It was a popular topic yesterday, and I saw variations of it in two major newspapers: The Wall Street Journal declared, “Started 0-1? Your Season Is Basically Over,” while USA Today’s story, promoted on the front page, was “Week 1 losers: 0-1 often a sign of what’s to come.”

The idea being: NFL teams that lose in Week 1 have an uphill climb ahead of them if they want to hoist the Lombardi Trophy.

It’s a comfy narrative, and the Journal includes a chart that seems to back it up with the fact that seven of the last 10 Super Bowl winners won their Week 1 match-ups. Seems like winning your first game portends well. But it turns out — surprise! — championship teams tend to perform well all season long.

Here’s a chart showing those 10 teams’ week-by-week win-loss records.

By the Journal’s (somewhat tongue-in-cheek, I’ll admit) logic, your season’s also “basically over” if you don’t win your eighth game of the year — every Super Bowl winner in the last 10 years has done so. Meanwhile, if you happen to lose your 14th game, you’re in good company: Super Bowl winners are just 4-6 in their 14th games of the season, and five of the last six champs have lost that one.

Still, the point is: If you want to win the Super Bowl, it’s a pretty good idea to win every week. Super Bowl winners since the 2003 Patriots collectively went 115-45 (.719) in the regular season, and most weeks of the year saw the eventual champion win, predictably, 70 percent of the time.

We like NFL storylines that feel right, so it’s probably too much to hope we don’t see stories every year suggesting Week 1 games are more important than any other games — like that eighth one, where the last 10 Super Bowl winners have been perfect.

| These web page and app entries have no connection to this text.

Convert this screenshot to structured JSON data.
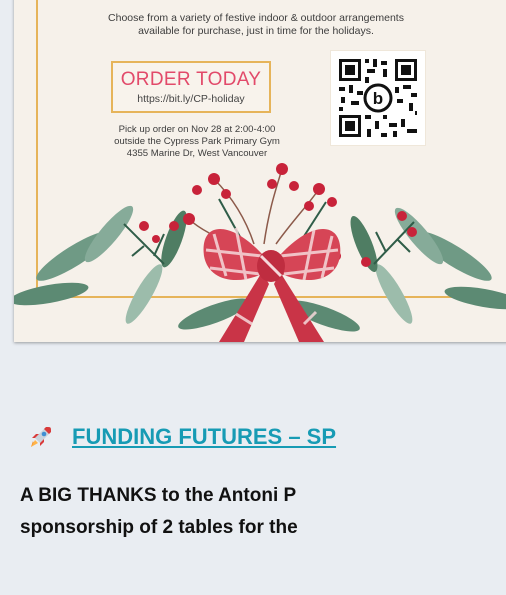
{
  "flyer": {
    "intro_line1": "Choose from a variety of festive indoor & outdoor arrangements",
    "intro_line2": "available for purchase, just in time for the holidays.",
    "order_title": "ORDER TODAY",
    "order_url": "https://bit.ly/CP-holiday",
    "pickup_line1": "Pick up order on Nov 28 at 2:00-4:00",
    "pickup_line2": "outside the Cypress Park Primary Gym",
    "pickup_line3": "4355 Marine Dr, West Vancouver",
    "qr_icon": "qr-code-icon",
    "accent_gold": "#e6b45a",
    "accent_pink": "#e24a6a"
  },
  "article": {
    "heading_icon": "rocket-icon",
    "heading": "FUNDING FUTURES – SP",
    "body_line1": "A BIG THANKS to the Antoni P",
    "body_line2": "sponsorship of 2 tables for the",
    "link_color": "#179bb4"
  }
}
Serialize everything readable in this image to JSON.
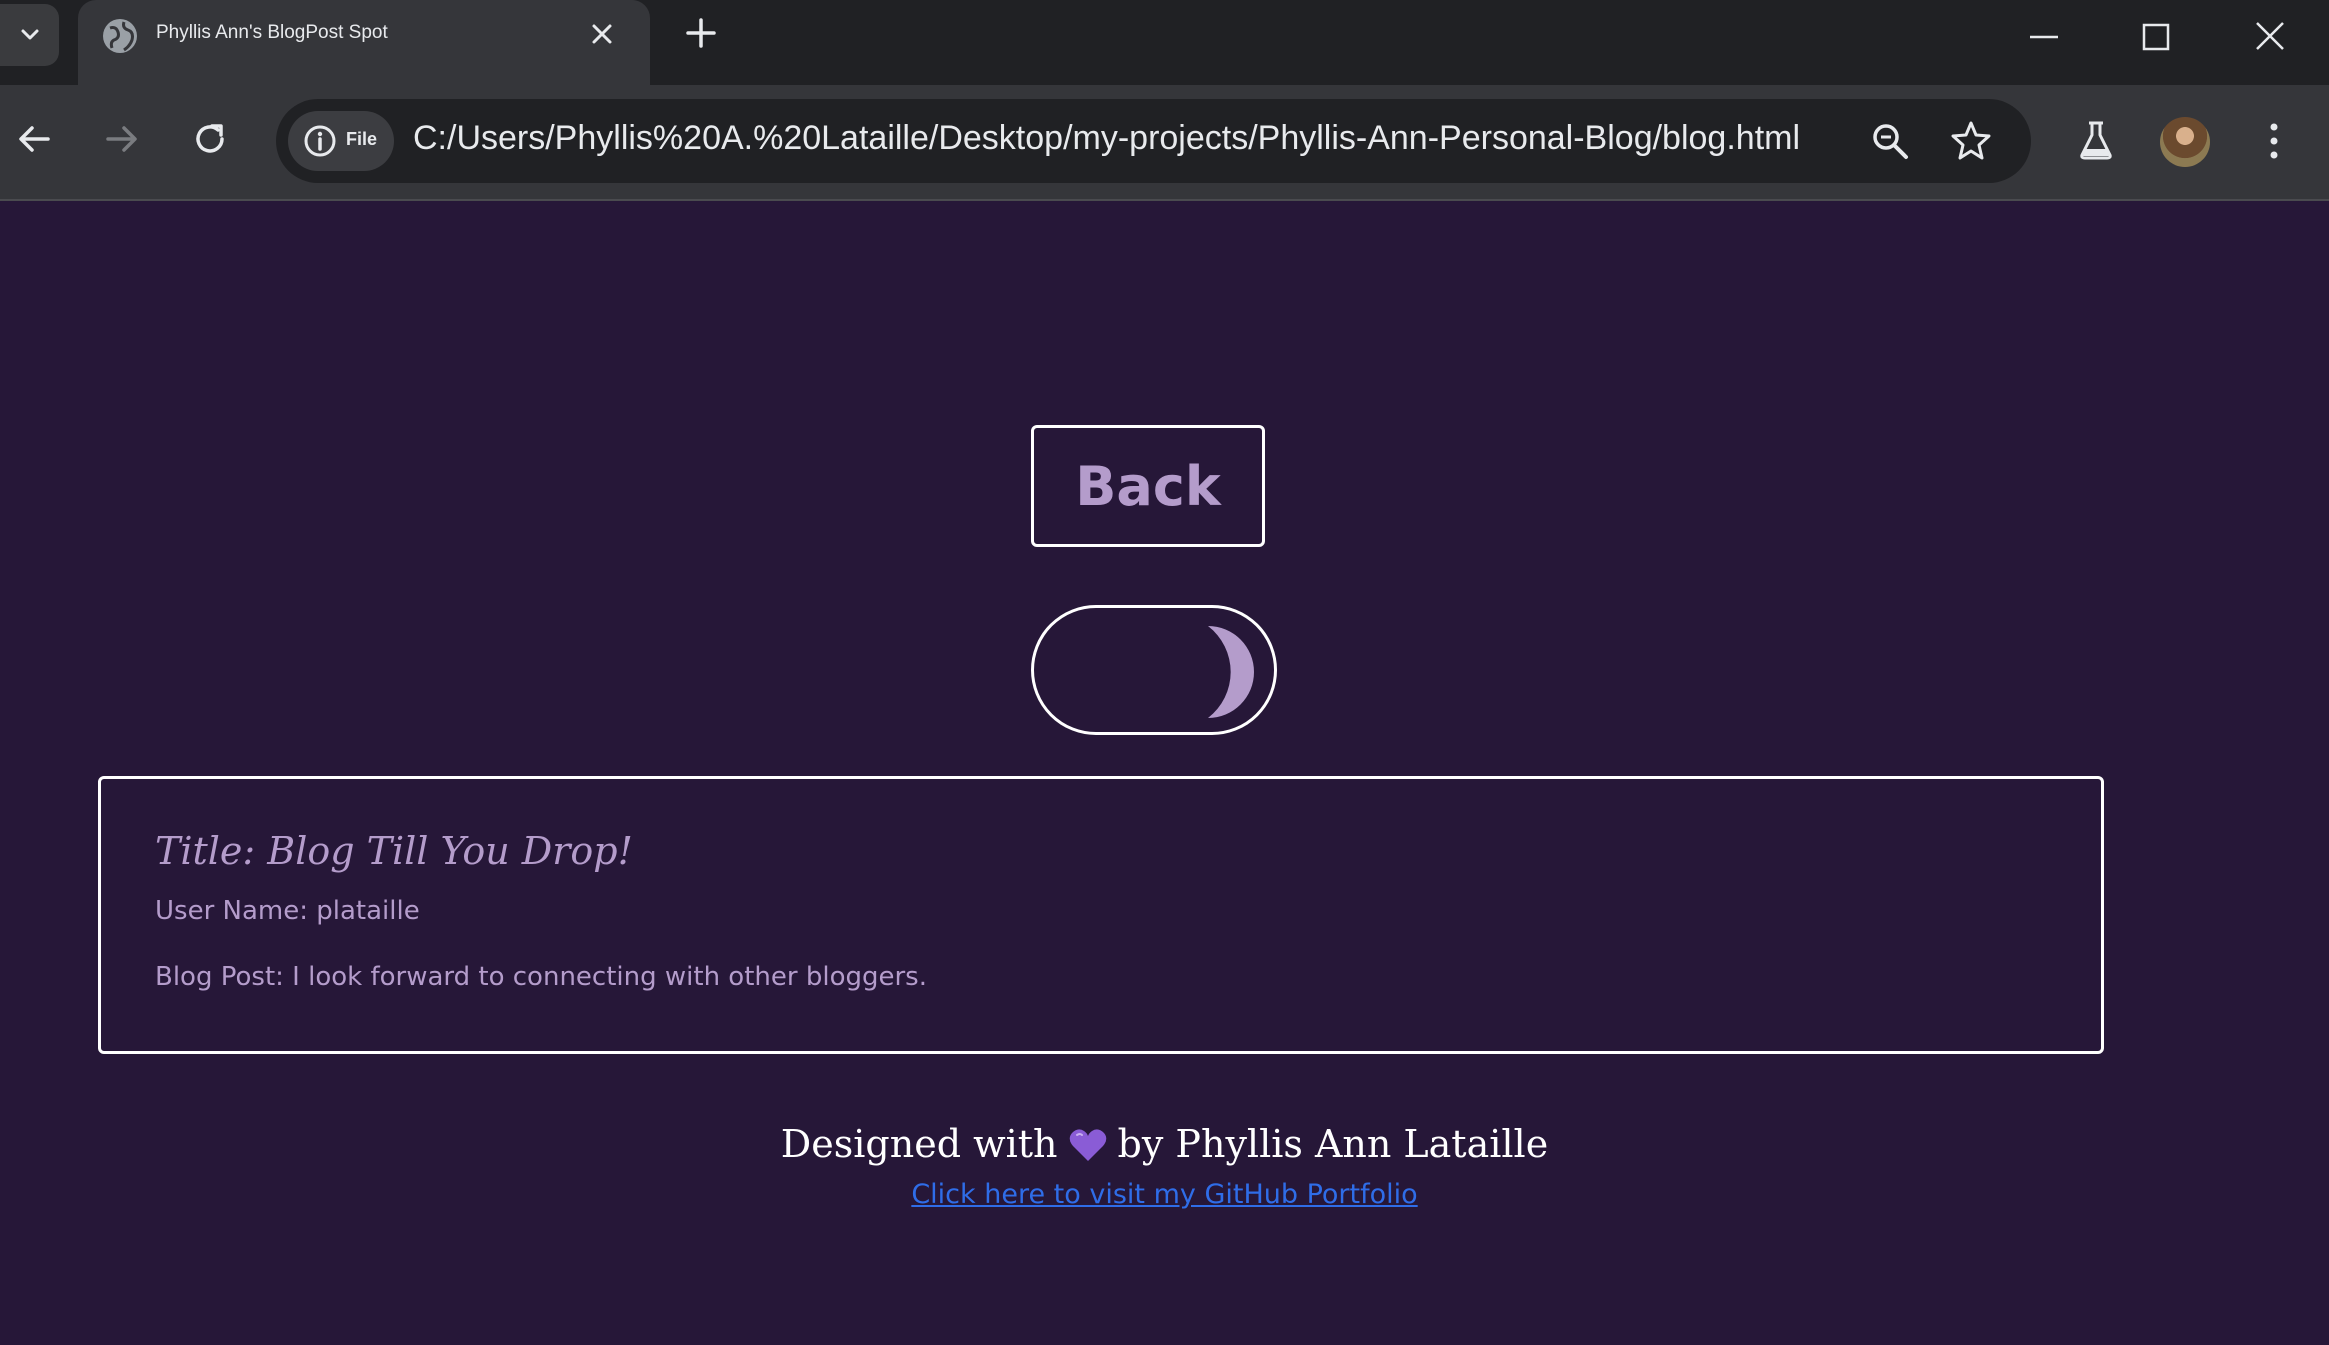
{
  "browser": {
    "tab": {
      "title": "Phyllis Ann's BlogPost Spot",
      "favicon": "globe-icon"
    },
    "site_chip_label": "File",
    "url": "C:/Users/Phyllis%20A.%20Lataille/Desktop/my-projects/Phyllis-Ann-Personal-Blog/blog.html",
    "icons": [
      "chevron-down-icon",
      "close-icon",
      "plus-icon",
      "minimize-icon",
      "maximize-icon",
      "window-close-icon",
      "back-arrow-icon",
      "forward-arrow-icon",
      "reload-icon",
      "info-icon",
      "zoom-icon",
      "star-icon",
      "labs-flask-icon",
      "profile-avatar",
      "kebab-menu-icon"
    ]
  },
  "page": {
    "back_button_label": "Back",
    "theme_toggle_icon": "moon-icon",
    "post": {
      "title": "Title: Blog Till You Drop!",
      "user": "User Name: plataille",
      "body": "Blog Post: I look forward to connecting with other bloggers."
    },
    "footer": {
      "designed_prefix": "Designed with",
      "heart_icon": "purple-heart-icon",
      "designed_suffix": "by Phyllis Ann Lataille",
      "link_text": "Click here to visit my GitHub Portfolio"
    }
  },
  "colors": {
    "page_background": "#261738",
    "accent_text": "#b49ccb",
    "link": "#2f6de8",
    "border": "#ffffff",
    "heart": "#8a5cd6"
  }
}
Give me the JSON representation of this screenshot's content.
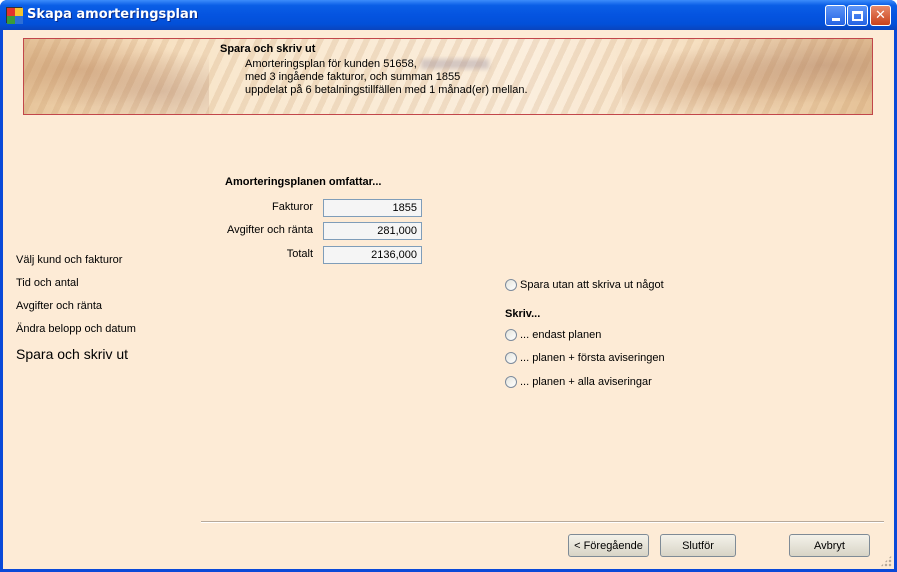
{
  "window": {
    "title": "Skapa amorteringsplan"
  },
  "banner": {
    "title": "Spara och skriv ut",
    "line1": "Amorteringsplan för kunden 51658,",
    "line2": "med 3 ingående fakturor, och summan 1855",
    "line3": "uppdelat på 6 betalningstillfällen med 1 månad(er) mellan."
  },
  "summary": {
    "heading": "Amorteringsplanen omfattar...",
    "rows": [
      {
        "label": "Fakturor",
        "value": "1855"
      },
      {
        "label": "Avgifter och ränta",
        "value": "281,000"
      },
      {
        "label": "Totalt",
        "value": "2136,000"
      }
    ]
  },
  "steps": [
    {
      "label": "Välj kund och fakturor",
      "active": false
    },
    {
      "label": "Tid och antal",
      "active": false
    },
    {
      "label": "Avgifter och ränta",
      "active": false
    },
    {
      "label": "Ändra belopp och datum",
      "active": false
    },
    {
      "label": "Spara och skriv ut",
      "active": true
    }
  ],
  "options": {
    "save_only": "Spara utan att skriva ut något",
    "write_heading": "Skriv...",
    "plan_only": "... endast planen",
    "plan_first": "... planen + första aviseringen",
    "plan_all": "... planen + alla aviseringar"
  },
  "buttons": {
    "previous": "< Föregående",
    "finish": "Slutför",
    "cancel": "Avbryt"
  }
}
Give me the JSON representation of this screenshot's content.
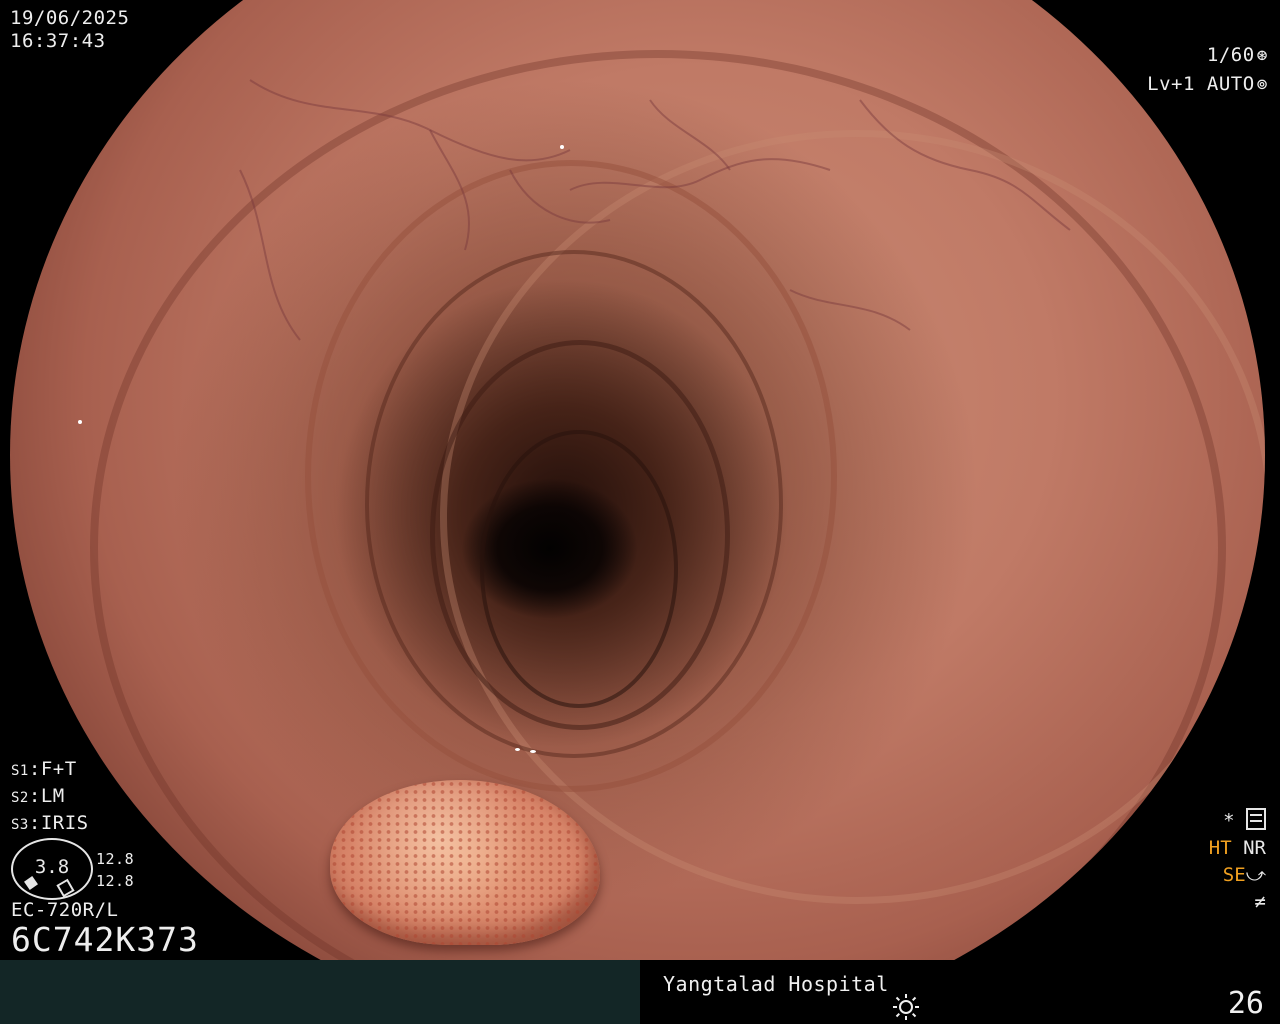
{
  "overlay": {
    "date": "19/06/2025",
    "time": "16:37:43",
    "shutter": "1/60",
    "shutter_icon": "shutter-icon",
    "level": "Lv+1",
    "mode": "AUTO",
    "mode_icon": "iris-mode-icon"
  },
  "settings": {
    "s1_key": "S1",
    "s1_value": "F+T",
    "s2_key": "S2",
    "s2_value": "LM",
    "s3_key": "S3",
    "s3_value": "IRIS"
  },
  "iris_gauge": {
    "value": "3.8",
    "top_value": "12.8",
    "bottom_value": "12.8"
  },
  "scope": {
    "model": "EC-720R/L",
    "serial": "6C742K373"
  },
  "status_right": {
    "star": "*",
    "ht": "HT",
    "nr": "NR",
    "se": "SE",
    "se_icon": "enhancement-icon",
    "extra_icon": "not-equal-icon",
    "ht_color": "#f0a020",
    "se_color": "#f0a020"
  },
  "bottom": {
    "hospital": "Yangtalad Hospital",
    "brightness_icon": "sun-icon",
    "counter": "26",
    "left_panel_color": "#132626"
  }
}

(By the way: the Bears’ eighth opponent this year? The Packers, at Lambeau.)